Born into slavery during the Civil War, Mary Church Terrell (1863–1954) would become one of the most prominent activists of her time, with a career bridging the late nineteenth century to the civil rights movement of the 1950s. The first president of the National Association of Colored Women and a founding member of the NAACP, Terrell collaborated closely with the likes of Frederick Douglass, Ida B. Wells, and W. E. B. Du Bois. Unceasing Militant is the first full-length biography of Terrell, bringing her vibrant voice and personality to life. Though most accounts of Terrell focus almost exclusively on her public activism, Alison M. Parker also looks at the often turbulent, unexplored moments in her life to provide a more complete account of a woman dedicated to changing the culture and institutions that perpetuated inequality throughout the United States.

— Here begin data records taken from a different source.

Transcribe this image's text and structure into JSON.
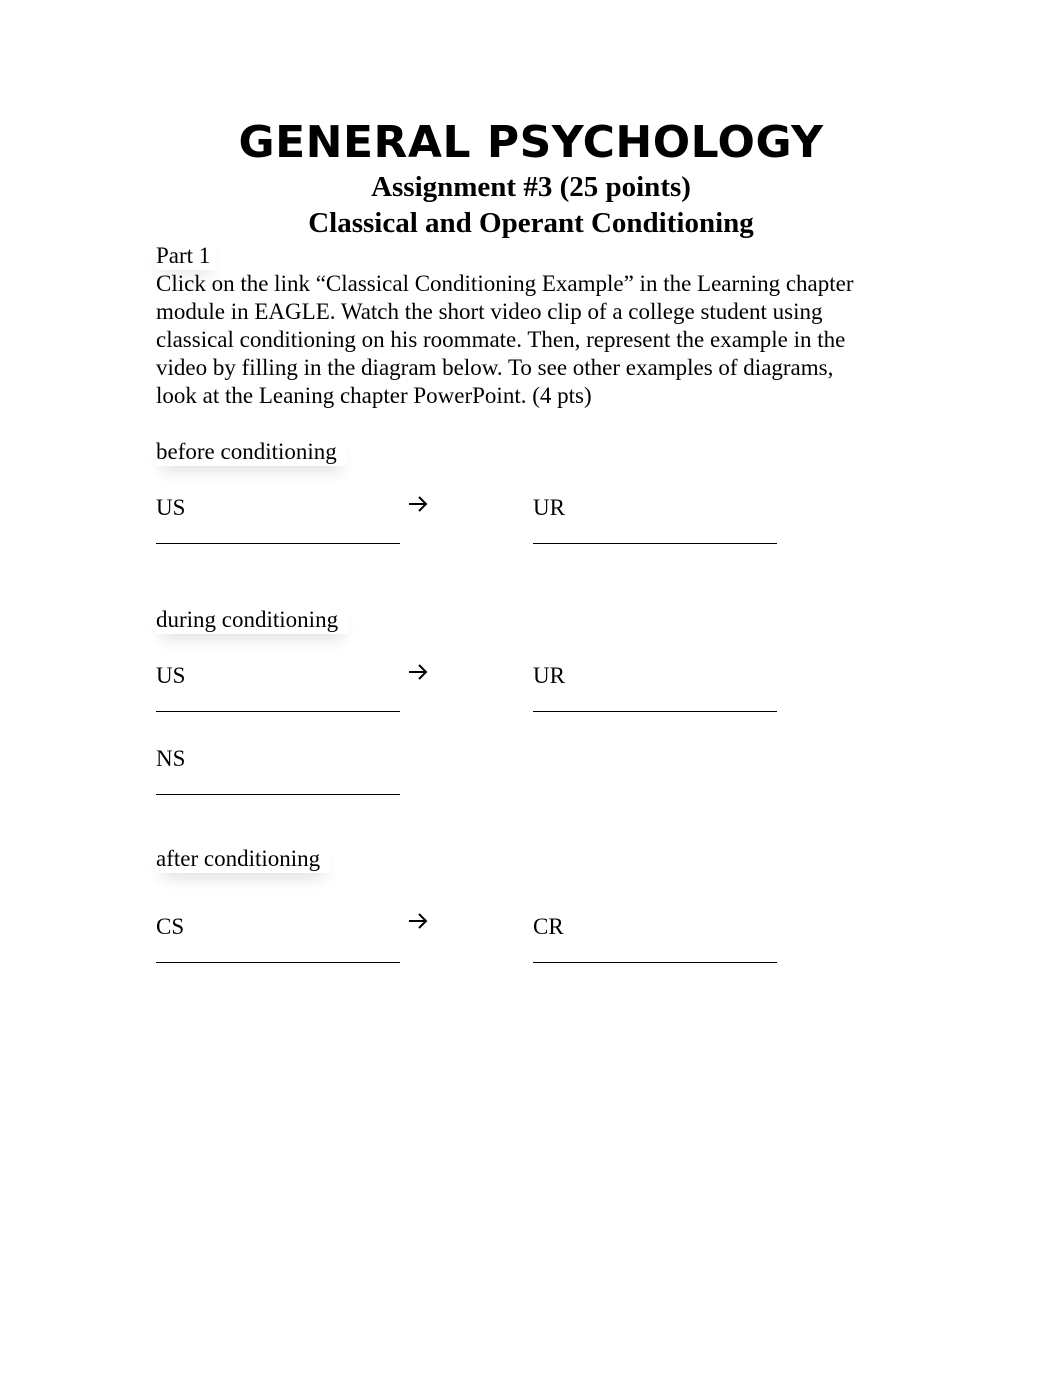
{
  "header": {
    "course_title": "GENERAL PSYCHOLOGY",
    "assignment": "Assignment #3 (25 points)",
    "topic": "Classical and Operant Conditioning"
  },
  "part1": {
    "label": "Part 1",
    "instructions_lines": [
      "Click on the link “Classical Conditioning Example” in the Learning chapter",
      "module in EAGLE.  Watch the short video clip of a college student using",
      "classical conditioning on his roommate.  Then, represent the example in the",
      "video by filling in the diagram below. To see other examples of diagrams,",
      "look at the Leaning chapter PowerPoint. (4 pts)"
    ]
  },
  "diagram": {
    "arrow_icon": "right-arrow-icon",
    "sections": [
      {
        "label": "before conditioning",
        "rows": [
          {
            "left_term": "US",
            "right_term": "UR",
            "left_answer": "",
            "right_answer": ""
          }
        ]
      },
      {
        "label": "during conditioning",
        "rows": [
          {
            "left_term": "US",
            "right_term": "UR",
            "left_answer": "",
            "right_answer": ""
          },
          {
            "left_term": "NS",
            "left_answer": ""
          }
        ]
      },
      {
        "label": "after conditioning",
        "rows": [
          {
            "left_term": "CS",
            "right_term": "CR",
            "left_answer": "",
            "right_answer": ""
          }
        ]
      }
    ]
  }
}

Drawing on newly discovered letters and diaries, Parker weaves together the joys and struggles of Terrell's personal, private life with the challenges and achievements of her public, political career, producing a stunning portrait of an often-under recognized political leader.